TASK DESCRIPTION:
Every entry must be given again exactly.

◆ ◆ ◆ ◆ ◆ ◆ ◆

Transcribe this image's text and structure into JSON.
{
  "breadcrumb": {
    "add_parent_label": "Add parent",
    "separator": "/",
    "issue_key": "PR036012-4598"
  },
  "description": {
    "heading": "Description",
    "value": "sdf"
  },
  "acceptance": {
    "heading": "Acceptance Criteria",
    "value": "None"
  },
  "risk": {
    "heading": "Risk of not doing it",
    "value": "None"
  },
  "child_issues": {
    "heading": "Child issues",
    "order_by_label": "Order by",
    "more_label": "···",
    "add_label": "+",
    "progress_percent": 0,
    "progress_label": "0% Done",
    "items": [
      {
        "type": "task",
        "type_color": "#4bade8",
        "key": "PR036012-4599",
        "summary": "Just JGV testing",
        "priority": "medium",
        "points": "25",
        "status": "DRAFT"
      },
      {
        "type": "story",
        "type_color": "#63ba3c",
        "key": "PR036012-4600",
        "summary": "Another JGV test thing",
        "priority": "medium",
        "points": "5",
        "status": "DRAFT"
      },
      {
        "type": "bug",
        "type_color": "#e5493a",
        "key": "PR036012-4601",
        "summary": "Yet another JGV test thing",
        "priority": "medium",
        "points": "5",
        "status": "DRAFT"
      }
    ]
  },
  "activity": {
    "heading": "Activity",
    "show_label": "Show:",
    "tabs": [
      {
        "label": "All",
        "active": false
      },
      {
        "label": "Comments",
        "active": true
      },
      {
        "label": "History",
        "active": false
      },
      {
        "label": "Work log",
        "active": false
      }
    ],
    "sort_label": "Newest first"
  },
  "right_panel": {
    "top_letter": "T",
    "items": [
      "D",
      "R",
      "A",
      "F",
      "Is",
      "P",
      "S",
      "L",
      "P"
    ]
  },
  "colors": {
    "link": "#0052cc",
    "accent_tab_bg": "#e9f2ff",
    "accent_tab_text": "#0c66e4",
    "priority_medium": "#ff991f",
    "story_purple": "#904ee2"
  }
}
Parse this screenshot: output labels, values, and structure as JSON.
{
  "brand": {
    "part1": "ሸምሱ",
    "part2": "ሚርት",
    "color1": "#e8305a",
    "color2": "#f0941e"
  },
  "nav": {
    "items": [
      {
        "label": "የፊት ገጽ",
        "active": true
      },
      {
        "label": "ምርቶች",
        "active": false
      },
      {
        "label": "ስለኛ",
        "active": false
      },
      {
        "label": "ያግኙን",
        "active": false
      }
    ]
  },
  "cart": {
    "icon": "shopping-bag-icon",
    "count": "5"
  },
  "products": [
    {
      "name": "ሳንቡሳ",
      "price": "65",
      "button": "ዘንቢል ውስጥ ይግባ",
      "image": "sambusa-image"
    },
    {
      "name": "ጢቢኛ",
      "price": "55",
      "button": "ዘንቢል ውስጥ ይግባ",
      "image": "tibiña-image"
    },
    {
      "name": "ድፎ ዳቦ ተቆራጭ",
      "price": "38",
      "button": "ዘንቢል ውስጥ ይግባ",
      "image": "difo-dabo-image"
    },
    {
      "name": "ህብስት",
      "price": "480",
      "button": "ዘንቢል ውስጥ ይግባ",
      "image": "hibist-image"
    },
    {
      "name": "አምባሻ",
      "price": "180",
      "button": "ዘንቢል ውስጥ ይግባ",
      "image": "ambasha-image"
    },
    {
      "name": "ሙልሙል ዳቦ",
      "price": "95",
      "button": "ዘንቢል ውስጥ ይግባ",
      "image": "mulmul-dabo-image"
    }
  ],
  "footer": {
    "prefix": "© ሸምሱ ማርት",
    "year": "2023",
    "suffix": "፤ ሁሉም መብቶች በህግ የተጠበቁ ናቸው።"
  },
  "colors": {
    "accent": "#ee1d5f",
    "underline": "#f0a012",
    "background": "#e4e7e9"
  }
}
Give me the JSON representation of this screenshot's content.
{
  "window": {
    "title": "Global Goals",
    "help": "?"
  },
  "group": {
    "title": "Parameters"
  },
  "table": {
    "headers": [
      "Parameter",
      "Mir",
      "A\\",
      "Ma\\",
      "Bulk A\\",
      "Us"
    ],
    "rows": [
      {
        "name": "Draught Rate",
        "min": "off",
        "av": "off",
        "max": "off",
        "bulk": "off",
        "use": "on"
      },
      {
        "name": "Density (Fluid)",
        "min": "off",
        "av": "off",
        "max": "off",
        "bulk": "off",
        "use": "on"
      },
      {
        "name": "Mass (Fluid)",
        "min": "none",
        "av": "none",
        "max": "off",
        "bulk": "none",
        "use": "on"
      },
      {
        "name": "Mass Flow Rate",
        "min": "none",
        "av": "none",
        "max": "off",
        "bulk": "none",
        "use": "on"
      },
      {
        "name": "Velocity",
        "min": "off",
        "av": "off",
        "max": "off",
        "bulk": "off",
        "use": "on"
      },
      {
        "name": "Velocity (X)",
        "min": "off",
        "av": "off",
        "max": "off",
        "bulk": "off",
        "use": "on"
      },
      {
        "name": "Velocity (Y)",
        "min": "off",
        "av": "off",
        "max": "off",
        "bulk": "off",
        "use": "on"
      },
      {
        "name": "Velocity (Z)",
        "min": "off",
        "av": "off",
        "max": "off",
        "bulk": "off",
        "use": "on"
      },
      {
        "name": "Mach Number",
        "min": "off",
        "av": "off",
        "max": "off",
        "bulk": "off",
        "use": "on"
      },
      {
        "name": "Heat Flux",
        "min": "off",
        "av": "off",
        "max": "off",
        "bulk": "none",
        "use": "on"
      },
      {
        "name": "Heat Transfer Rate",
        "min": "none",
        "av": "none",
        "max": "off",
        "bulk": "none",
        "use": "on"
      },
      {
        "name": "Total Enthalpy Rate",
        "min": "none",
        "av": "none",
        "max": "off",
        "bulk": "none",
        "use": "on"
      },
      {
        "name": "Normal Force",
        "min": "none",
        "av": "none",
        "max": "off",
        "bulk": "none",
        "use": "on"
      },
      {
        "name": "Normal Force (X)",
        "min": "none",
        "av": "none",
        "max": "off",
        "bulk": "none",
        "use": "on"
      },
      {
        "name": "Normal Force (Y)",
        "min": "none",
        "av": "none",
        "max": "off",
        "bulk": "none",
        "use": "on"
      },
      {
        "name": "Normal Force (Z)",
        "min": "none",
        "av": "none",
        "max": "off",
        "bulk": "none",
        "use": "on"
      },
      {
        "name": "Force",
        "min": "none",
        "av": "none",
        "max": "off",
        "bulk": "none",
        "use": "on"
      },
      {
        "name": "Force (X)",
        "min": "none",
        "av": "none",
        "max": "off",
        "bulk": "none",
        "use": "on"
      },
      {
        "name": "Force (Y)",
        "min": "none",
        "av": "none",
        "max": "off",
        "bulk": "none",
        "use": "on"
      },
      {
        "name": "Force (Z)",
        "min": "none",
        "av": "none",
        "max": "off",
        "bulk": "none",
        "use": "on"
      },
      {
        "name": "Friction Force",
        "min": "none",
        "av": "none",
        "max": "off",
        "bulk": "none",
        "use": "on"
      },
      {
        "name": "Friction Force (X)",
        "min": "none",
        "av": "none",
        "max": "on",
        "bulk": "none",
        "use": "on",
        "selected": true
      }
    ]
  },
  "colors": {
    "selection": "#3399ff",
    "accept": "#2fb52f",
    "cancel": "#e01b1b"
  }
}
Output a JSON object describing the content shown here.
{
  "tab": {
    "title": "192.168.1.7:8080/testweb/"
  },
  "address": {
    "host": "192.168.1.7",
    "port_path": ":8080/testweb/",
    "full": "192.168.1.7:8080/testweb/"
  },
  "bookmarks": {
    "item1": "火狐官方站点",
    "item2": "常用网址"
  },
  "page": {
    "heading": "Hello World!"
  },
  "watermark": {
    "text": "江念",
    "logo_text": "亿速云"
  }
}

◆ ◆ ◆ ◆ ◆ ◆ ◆

YOUR RESPONSE:
Transcribe this image's text and structure into JSON.
{
  "breadcrumb": {
    "add_parent_label": "Add parent",
    "separator": "/",
    "issue_key": "PR036012-4598"
  },
  "description": {
    "heading": "Description",
    "value": "sdf"
  },
  "acceptance": {
    "heading": "Acceptance Criteria",
    "value": "None"
  },
  "risk": {
    "heading": "Risk of not doing it",
    "value": "None"
  },
  "child_issues": {
    "heading": "Child issues",
    "order_by_label": "Order by",
    "more_label": "···",
    "add_label": "+",
    "progress_percent": 0,
    "progress_label": "0% Done",
    "items": [
      {
        "type": "task",
        "type_color": "#4bade8",
        "key": "PR036012-4599",
        "summary": "Just JGV testing",
        "priority": "medium",
        "points": "25",
        "status": "DRAFT"
      },
      {
        "type": "story",
        "type_color": "#63ba3c",
        "key": "PR036012-4600",
        "summary": "Another JGV test thing",
        "priority": "medium",
        "points": "5",
        "status": "DRAFT"
      },
      {
        "type": "bug",
        "type_color": "#e5493a",
        "key": "PR036012-4601",
        "summary": "Yet another JGV test thing",
        "priority": "medium",
        "points": "5",
        "status": "DRAFT"
      }
    ]
  },
  "activity": {
    "heading": "Activity",
    "show_label": "Show:",
    "tabs": [
      {
        "label": "All",
        "active": false
      },
      {
        "label": "Comments",
        "active": true
      },
      {
        "label": "History",
        "active": false
      },
      {
        "label": "Work log",
        "active": false
      }
    ],
    "sort_label": "Newest first"
  },
  "right_panel": {
    "top_letter": "T",
    "items": [
      "D",
      "R",
      "A",
      "F",
      "Is",
      "P",
      "S",
      "L",
      "P"
    ]
  },
  "colors": {
    "link": "#0052cc",
    "accent_tab_bg": "#e9f2ff",
    "accent_tab_text": "#0c66e4",
    "priority_medium": "#ff991f",
    "story_purple": "#904ee2"
  }
}
Parse this screenshot: output labels, values, and structure as JSON.
{
  "brand": {
    "part1": "ሸምሱ",
    "part2": "ሚርት",
    "color1": "#e8305a",
    "color2": "#f0941e"
  },
  "nav": {
    "items": [
      {
        "label": "የፊት ገጽ",
        "active": true
      },
      {
        "label": "ምርቶች",
        "active": false
      },
      {
        "label": "ስለኛ",
        "active": false
      },
      {
        "label": "ያግኙን",
        "active": false
      }
    ]
  },
  "cart": {
    "icon": "shopping-bag-icon",
    "count": "5"
  },
  "products": [
    {
      "name": "ሳንቡሳ",
      "price": "65",
      "button": "ዘንቢል ውስጥ ይግባ",
      "image": "sambusa-image"
    },
    {
      "name": "ጢቢኛ",
      "price": "55",
      "button": "ዘንቢል ውስጥ ይግባ",
      "image": "tibiña-image"
    },
    {
      "name": "ድፎ ዳቦ ተቆራጭ",
      "price": "38",
      "button": "ዘንቢል ውስጥ ይግባ",
      "image": "difo-dabo-image"
    },
    {
      "name": "ህብስት",
      "price": "480",
      "button": "ዘንቢል ውስጥ ይግባ",
      "image": "hibist-image"
    },
    {
      "name": "አምባሻ",
      "price": "180",
      "button": "ዘንቢል ውስጥ ይግባ",
      "image": "ambasha-image"
    },
    {
      "name": "ሙልሙል ዳቦ",
      "price": "95",
      "button": "ዘንቢል ውስጥ ይግባ",
      "image": "mulmul-dabo-image"
    }
  ],
  "footer": {
    "prefix": "© ሸምሱ ማርት",
    "year": "2023",
    "suffix": "፤ ሁሉም መብቶች በህግ የተጠበቁ ናቸው።"
  },
  "colors": {
    "accent": "#ee1d5f",
    "underline": "#f0a012",
    "background": "#e4e7e9"
  }
}
Give me the JSON representation of this screenshot's content.
{
  "window": {
    "title": "Global Goals",
    "help": "?"
  },
  "group": {
    "title": "Parameters"
  },
  "table": {
    "headers": [
      "Parameter",
      "Mir",
      "A\\",
      "Ma\\",
      "Bulk A\\",
      "Us"
    ],
    "rows": [
      {
        "name": "Draught Rate",
        "min": "off",
        "av": "off",
        "max": "off",
        "bulk": "off",
        "use": "on"
      },
      {
        "name": "Density (Fluid)",
        "min": "off",
        "av": "off",
        "max": "off",
        "bulk": "off",
        "use": "on"
      },
      {
        "name": "Mass (Fluid)",
        "min": "none",
        "av": "none",
        "max": "off",
        "bulk": "none",
        "use": "on"
      },
      {
        "name": "Mass Flow Rate",
        "min": "none",
        "av": "none",
        "max": "off",
        "bulk": "none",
        "use": "on"
      },
      {
        "name": "Velocity",
        "min": "off",
        "av": "off",
        "max": "off",
        "bulk": "off",
        "use": "on"
      },
      {
        "name": "Velocity (X)",
        "min": "off",
        "av": "off",
        "max": "off",
        "bulk": "off",
        "use": "on"
      },
      {
        "name": "Velocity (Y)",
        "min": "off",
        "av": "off",
        "max": "off",
        "bulk": "off",
        "use": "on"
      },
      {
        "name": "Velocity (Z)",
        "min": "off",
        "av": "off",
        "max": "off",
        "bulk": "off",
        "use": "on"
      },
      {
        "name": "Mach Number",
        "min": "off",
        "av": "off",
        "max": "off",
        "bulk": "off",
        "use": "on"
      },
      {
        "name": "Heat Flux",
        "min": "off",
        "av": "off",
        "max": "off",
        "bulk": "none",
        "use": "on"
      },
      {
        "name": "Heat Transfer Rate",
        "min": "none",
        "av": "none",
        "max": "off",
        "bulk": "none",
        "use": "on"
      },
      {
        "name": "Total Enthalpy Rate",
        "min": "none",
        "av": "none",
        "max": "off",
        "bulk": "none",
        "use": "on"
      },
      {
        "name": "Normal Force",
        "min": "none",
        "av": "none",
        "max": "off",
        "bulk": "none",
        "use": "on"
      },
      {
        "name": "Normal Force (X)",
        "min": "none",
        "av": "none",
        "max": "off",
        "bulk": "none",
        "use": "on"
      },
      {
        "name": "Normal Force (Y)",
        "min": "none",
        "av": "none",
        "max": "off",
        "bulk": "none",
        "use": "on"
      },
      {
        "name": "Normal Force (Z)",
        "min": "none",
        "av": "none",
        "max": "off",
        "bulk": "none",
        "use": "on"
      },
      {
        "name": "Force",
        "min": "none",
        "av": "none",
        "max": "off",
        "bulk": "none",
        "use": "on"
      },
      {
        "name": "Force (X)",
        "min": "none",
        "av": "none",
        "max": "off",
        "bulk": "none",
        "use": "on"
      },
      {
        "name": "Force (Y)",
        "min": "none",
        "av": "none",
        "max": "off",
        "bulk": "none",
        "use": "on"
      },
      {
        "name": "Force (Z)",
        "min": "none",
        "av": "none",
        "max": "off",
        "bulk": "none",
        "use": "on"
      },
      {
        "name": "Friction Force",
        "min": "none",
        "av": "none",
        "max": "off",
        "bulk": "none",
        "use": "on"
      },
      {
        "name": "Friction Force (X)",
        "min": "none",
        "av": "none",
        "max": "on",
        "bulk": "none",
        "use": "on",
        "selected": true
      }
    ]
  },
  "colors": {
    "selection": "#3399ff",
    "accept": "#2fb52f",
    "cancel": "#e01b1b"
  }
}
Output a JSON object describing the content shown here.
{
  "tab": {
    "title": "192.168.1.7:8080/testweb/"
  },
  "address": {
    "host": "192.168.1.7",
    "port_path": ":8080/testweb/",
    "full": "192.168.1.7:8080/testweb/"
  },
  "bookmarks": {
    "item1": "火狐官方站点",
    "item2": "常用网址"
  },
  "page": {
    "heading": "Hello World!"
  },
  "watermark": {
    "text": "江念",
    "logo_text": "亿速云"
  }
}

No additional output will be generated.